BEGIN Exercise data

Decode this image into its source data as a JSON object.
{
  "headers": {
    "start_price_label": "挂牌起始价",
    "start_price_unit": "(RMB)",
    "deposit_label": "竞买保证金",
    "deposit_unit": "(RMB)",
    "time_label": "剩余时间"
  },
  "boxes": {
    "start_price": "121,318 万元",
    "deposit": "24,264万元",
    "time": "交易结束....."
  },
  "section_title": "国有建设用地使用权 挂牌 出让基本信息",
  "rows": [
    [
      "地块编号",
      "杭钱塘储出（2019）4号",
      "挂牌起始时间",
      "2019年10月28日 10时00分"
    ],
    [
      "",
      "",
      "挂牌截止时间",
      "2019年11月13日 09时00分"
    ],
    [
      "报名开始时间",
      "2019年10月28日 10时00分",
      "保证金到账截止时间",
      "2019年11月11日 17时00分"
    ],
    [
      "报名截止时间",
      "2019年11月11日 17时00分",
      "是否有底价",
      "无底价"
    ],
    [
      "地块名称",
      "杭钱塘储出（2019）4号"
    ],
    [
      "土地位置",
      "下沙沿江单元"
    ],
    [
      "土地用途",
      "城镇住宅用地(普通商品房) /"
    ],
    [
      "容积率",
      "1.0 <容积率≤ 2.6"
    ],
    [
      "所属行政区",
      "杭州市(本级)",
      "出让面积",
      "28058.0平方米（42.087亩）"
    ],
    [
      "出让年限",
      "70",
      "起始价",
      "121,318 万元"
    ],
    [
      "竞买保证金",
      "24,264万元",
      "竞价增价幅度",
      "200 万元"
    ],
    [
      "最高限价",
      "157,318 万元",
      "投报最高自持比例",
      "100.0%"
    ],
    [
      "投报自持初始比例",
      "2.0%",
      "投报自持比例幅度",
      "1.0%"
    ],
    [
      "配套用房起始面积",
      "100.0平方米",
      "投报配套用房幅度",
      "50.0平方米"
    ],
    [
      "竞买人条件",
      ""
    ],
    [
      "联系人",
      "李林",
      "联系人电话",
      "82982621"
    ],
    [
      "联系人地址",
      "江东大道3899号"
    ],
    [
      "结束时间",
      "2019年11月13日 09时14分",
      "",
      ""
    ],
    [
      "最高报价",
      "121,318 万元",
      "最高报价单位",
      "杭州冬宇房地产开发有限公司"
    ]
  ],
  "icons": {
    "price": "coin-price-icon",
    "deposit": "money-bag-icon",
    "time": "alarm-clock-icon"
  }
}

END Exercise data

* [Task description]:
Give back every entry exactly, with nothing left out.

* [Expected answer]:
Decode this image into its source data as a JSON object.
{
  "headers": {
    "start_price_label": "挂牌起始价",
    "start_price_unit": "(RMB)",
    "deposit_label": "竞买保证金",
    "deposit_unit": "(RMB)",
    "time_label": "剩余时间"
  },
  "boxes": {
    "start_price": "121,318 万元",
    "deposit": "24,264万元",
    "time": "交易结束....."
  },
  "section_title": "国有建设用地使用权 挂牌 出让基本信息",
  "rows": [
    [
      "地块编号",
      "杭钱塘储出（2019）4号",
      "挂牌起始时间",
      "2019年10月28日 10时00分"
    ],
    [
      "",
      "",
      "挂牌截止时间",
      "2019年11月13日 09时00分"
    ],
    [
      "报名开始时间",
      "2019年10月28日 10时00分",
      "保证金到账截止时间",
      "2019年11月11日 17时00分"
    ],
    [
      "报名截止时间",
      "2019年11月11日 17时00分",
      "是否有底价",
      "无底价"
    ],
    [
      "地块名称",
      "杭钱塘储出（2019）4号"
    ],
    [
      "土地位置",
      "下沙沿江单元"
    ],
    [
      "土地用途",
      "城镇住宅用地(普通商品房) /"
    ],
    [
      "容积率",
      "1.0 <容积率≤ 2.6"
    ],
    [
      "所属行政区",
      "杭州市(本级)",
      "出让面积",
      "28058.0平方米（42.087亩）"
    ],
    [
      "出让年限",
      "70",
      "起始价",
      "121,318 万元"
    ],
    [
      "竞买保证金",
      "24,264万元",
      "竞价增价幅度",
      "200 万元"
    ],
    [
      "最高限价",
      "157,318 万元",
      "投报最高自持比例",
      "100.0%"
    ],
    [
      "投报自持初始比例",
      "2.0%",
      "投报自持比例幅度",
      "1.0%"
    ],
    [
      "配套用房起始面积",
      "100.0平方米",
      "投报配套用房幅度",
      "50.0平方米"
    ],
    [
      "竞买人条件",
      ""
    ],
    [
      "联系人",
      "李林",
      "联系人电话",
      "82982621"
    ],
    [
      "联系人地址",
      "江东大道3899号"
    ],
    [
      "结束时间",
      "2019年11月13日 09时14分",
      "",
      ""
    ],
    [
      "最高报价",
      "121,318 万元",
      "最高报价单位",
      "杭州冬宇房地产开发有限公司"
    ]
  ],
  "icons": {
    "price": "coin-price-icon",
    "deposit": "money-bag-icon",
    "time": "alarm-clock-icon"
  }
}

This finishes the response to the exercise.